> [To do]: When you repeat the listing, keep every character as it is.
START Dataset records
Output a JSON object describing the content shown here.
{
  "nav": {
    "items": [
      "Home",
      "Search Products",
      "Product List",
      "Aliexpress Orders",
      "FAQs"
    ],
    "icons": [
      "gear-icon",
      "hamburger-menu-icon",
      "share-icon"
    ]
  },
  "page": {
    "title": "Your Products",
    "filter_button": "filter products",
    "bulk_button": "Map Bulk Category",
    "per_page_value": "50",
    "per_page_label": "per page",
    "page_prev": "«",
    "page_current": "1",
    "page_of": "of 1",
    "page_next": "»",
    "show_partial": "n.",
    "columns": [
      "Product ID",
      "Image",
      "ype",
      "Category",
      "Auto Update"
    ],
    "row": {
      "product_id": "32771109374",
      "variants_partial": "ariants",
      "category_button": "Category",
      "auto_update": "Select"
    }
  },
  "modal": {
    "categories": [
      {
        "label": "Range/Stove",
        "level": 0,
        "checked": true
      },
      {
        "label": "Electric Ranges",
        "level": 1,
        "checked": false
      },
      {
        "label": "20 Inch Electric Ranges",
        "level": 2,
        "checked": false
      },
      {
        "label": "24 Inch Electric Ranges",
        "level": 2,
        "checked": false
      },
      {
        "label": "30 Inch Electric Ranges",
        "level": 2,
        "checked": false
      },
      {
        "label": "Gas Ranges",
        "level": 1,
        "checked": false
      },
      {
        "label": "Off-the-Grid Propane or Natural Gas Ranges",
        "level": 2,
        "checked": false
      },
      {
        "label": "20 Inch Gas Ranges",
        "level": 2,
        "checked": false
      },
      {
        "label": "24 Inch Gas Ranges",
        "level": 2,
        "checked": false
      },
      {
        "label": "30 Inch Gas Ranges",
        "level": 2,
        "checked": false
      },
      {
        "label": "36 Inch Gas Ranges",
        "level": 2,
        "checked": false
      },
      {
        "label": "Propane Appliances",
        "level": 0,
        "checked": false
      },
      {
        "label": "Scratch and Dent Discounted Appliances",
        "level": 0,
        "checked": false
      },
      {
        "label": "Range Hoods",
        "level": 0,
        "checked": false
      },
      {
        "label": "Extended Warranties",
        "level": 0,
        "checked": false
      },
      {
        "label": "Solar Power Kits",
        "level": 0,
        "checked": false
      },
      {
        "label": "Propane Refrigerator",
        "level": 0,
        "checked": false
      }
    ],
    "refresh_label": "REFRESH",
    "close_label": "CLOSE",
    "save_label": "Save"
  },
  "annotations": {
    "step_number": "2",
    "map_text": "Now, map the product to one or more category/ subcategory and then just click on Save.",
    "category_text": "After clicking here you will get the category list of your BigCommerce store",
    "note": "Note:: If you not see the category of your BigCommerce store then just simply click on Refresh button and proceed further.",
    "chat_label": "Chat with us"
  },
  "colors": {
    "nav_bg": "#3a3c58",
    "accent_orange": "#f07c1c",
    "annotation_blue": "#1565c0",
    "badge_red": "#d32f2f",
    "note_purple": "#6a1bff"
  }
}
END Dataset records
> [Task output]:
Output a JSON object describing the content shown here.
{
  "nav": {
    "items": [
      "Home",
      "Search Products",
      "Product List",
      "Aliexpress Orders",
      "FAQs"
    ],
    "icons": [
      "gear-icon",
      "hamburger-menu-icon",
      "share-icon"
    ]
  },
  "page": {
    "title": "Your Products",
    "filter_button": "filter products",
    "bulk_button": "Map Bulk Category",
    "per_page_value": "50",
    "per_page_label": "per page",
    "page_prev": "«",
    "page_current": "1",
    "page_of": "of 1",
    "page_next": "»",
    "show_partial": "n.",
    "columns": [
      "Product ID",
      "Image",
      "ype",
      "Category",
      "Auto Update"
    ],
    "row": {
      "product_id": "32771109374",
      "variants_partial": "ariants",
      "category_button": "Category",
      "auto_update": "Select"
    }
  },
  "modal": {
    "categories": [
      {
        "label": "Range/Stove",
        "level": 0,
        "checked": true
      },
      {
        "label": "Electric Ranges",
        "level": 1,
        "checked": false
      },
      {
        "label": "20 Inch Electric Ranges",
        "level": 2,
        "checked": false
      },
      {
        "label": "24 Inch Electric Ranges",
        "level": 2,
        "checked": false
      },
      {
        "label": "30 Inch Electric Ranges",
        "level": 2,
        "checked": false
      },
      {
        "label": "Gas Ranges",
        "level": 1,
        "checked": false
      },
      {
        "label": "Off-the-Grid Propane or Natural Gas Ranges",
        "level": 2,
        "checked": false
      },
      {
        "label": "20 Inch Gas Ranges",
        "level": 2,
        "checked": false
      },
      {
        "label": "24 Inch Gas Ranges",
        "level": 2,
        "checked": false
      },
      {
        "label": "30 Inch Gas Ranges",
        "level": 2,
        "checked": false
      },
      {
        "label": "36 Inch Gas Ranges",
        "level": 2,
        "checked": false
      },
      {
        "label": "Propane Appliances",
        "level": 0,
        "checked": false
      },
      {
        "label": "Scratch and Dent Discounted Appliances",
        "level": 0,
        "checked": false
      },
      {
        "label": "Range Hoods",
        "level": 0,
        "checked": false
      },
      {
        "label": "Extended Warranties",
        "level": 0,
        "checked": false
      },
      {
        "label": "Solar Power Kits",
        "level": 0,
        "checked": false
      },
      {
        "label": "Propane Refrigerator",
        "level": 0,
        "checked": false
      }
    ],
    "refresh_label": "REFRESH",
    "close_label": "CLOSE",
    "save_label": "Save"
  },
  "annotations": {
    "step_number": "2",
    "map_text": "Now, map the product to one or more category/ subcategory and then just click on Save.",
    "category_text": "After clicking here you will get the category list of your BigCommerce store",
    "note": "Note:: If you not see the category of your BigCommerce store then just simply click on Refresh button and proceed further.",
    "chat_label": "Chat with us"
  },
  "colors": {
    "nav_bg": "#3a3c58",
    "accent_orange": "#f07c1c",
    "annotation_blue": "#1565c0",
    "badge_red": "#d32f2f",
    "note_purple": "#6a1bff"
  }
}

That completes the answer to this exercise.